After being the first Black Female National President of PRSSA, Brandi graduated in 2009, and the state of the economy was in shambles. Brandi told us that she refused to take low-ball offers. But finally, on January 1, 2010, in Armonk, NY, Brandi took a job at IBM in the external relations department for two years. In 2012, Brandi was approached by the marketing side of IBM, where she took the role of a digital experience manager. Brandi told us that this position didn’t exist before—in fact, her employers told her to define this role. They knew Brandi was good at social media and mentoring industry leaders on building social media presences. IBM launched the Newsroom with Ogilvy, doing award-winning content and digital campaigns. Brandi worked closely with this team, saying it was one of the finest moments in her career.
In 2017, Brandi had been in marketing for five years: “I learned about agency relations, but I’m not a marketer—I’m a PR person,” said Brandi. However, in that five years, Brandi did not get a salary increase or promotion, which led her to wonder “What am I doing wrong that I’m not getting promoted? In five years, I haven’t grown? I’m not worth a salary increase?” Brandi went directly to the senior vice president of IBM for a breakfast meeting where they talked about social media and marketing options. Ultimately, Brandi ended up making her own position, rules and responsibilities, coming back to IBM Communications after five years of being on IBM’s marketing side––a total girl boss move! Under this, Brandi got a salary increase and promotion. Brandi got a salary increase of 22% (wow!), but she says they owed her this money! In 2018, she was asked to extend her responsibilities as Brand Manager for IBM SVP and CMO.
In October of 2018, Brandi was inducted in the PRSSA Hall of Fame, then inducted in the Loyola University New Orleans Hall of Fame.
Diversity & Inclusion
Then, Brandi took a moment to tell us about how the pandemic put a crossroad in her career path––from social media to social justice. Brandi said she felt the responsibility to take on social justice roles. She struggles because she does not want to exclusively be a chief diversity officer and instead focus on what she knows best: social media marketing. Brandi’s background, previous experiences and conditions of the pandemic led her to take this role.
“So, what does inclusion really mean?”
It means creating a safe space so that everyone can be who they REALLY are and share their insights, thoughts and perspectives. When voices are heard, when everyone shows up as their authentic self, and we listen with empathy and agility, our need for connection is met. The term Imposter Syndrome was coined in 1978 by two clinical psychologists. Imposter syndrome is the worry that you have been “faking it” so you will not be out to be a fraud. The impact of unacknowledged imposter syndrome fears is tremendous. Imposter syndrome is the primary cause of the following:
- resistance to start something new
- positioning yourself as “Just a xxxx” or “I am only XXXX.”

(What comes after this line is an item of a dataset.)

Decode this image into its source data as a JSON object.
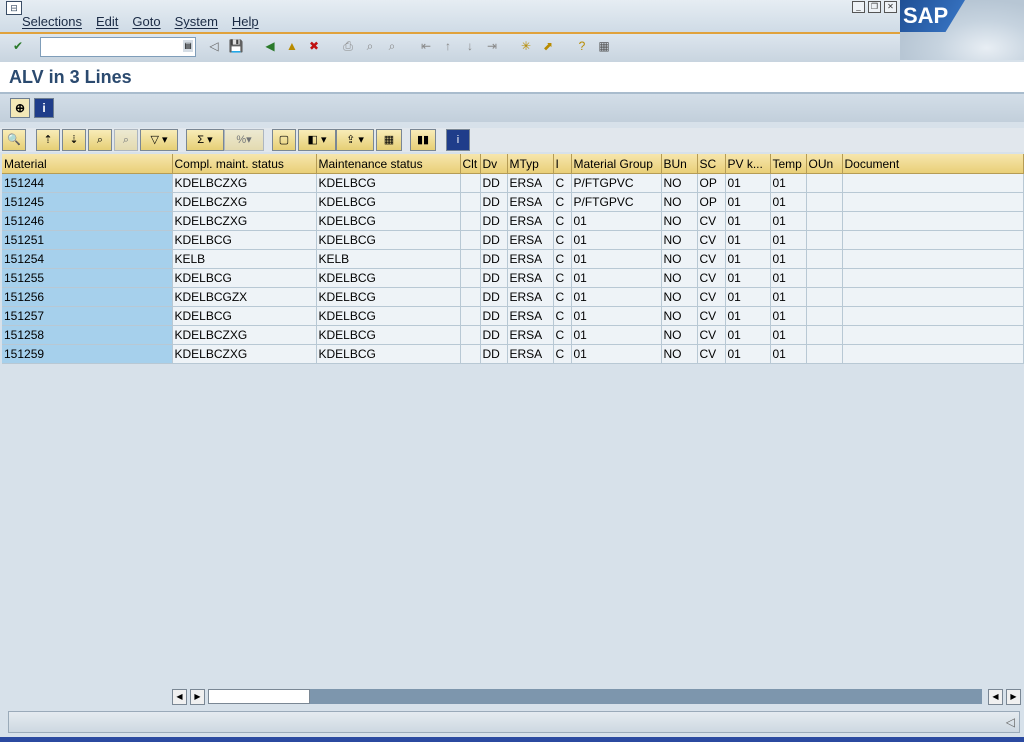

“YOU CAN BEAT IMPOSTER SYNDROME BY EMBRACING IT – IT’S A SIGN YOU’RE A PERSON OF INTEGRITY. IT’S THE VULNERABILITY OF BEING SEEN AND THE UNKNOWN THAT YOU’RE STRUGGLING WITH. WE WILL ALL EMERGE AS INCLUSIVE LEADERS PRACTICING INCLUSIVE COMMUNICATIONS FOR THE COMMUNITIES WE SERVE AND SUPPORT.”– Brandi Boatner
Navigating Through COVID Times
Word of Wisdom and Advice
- Be your authentic self. Not a filtered version.
- Embrace failure. That is how you learn
- You are enough. Just as you are.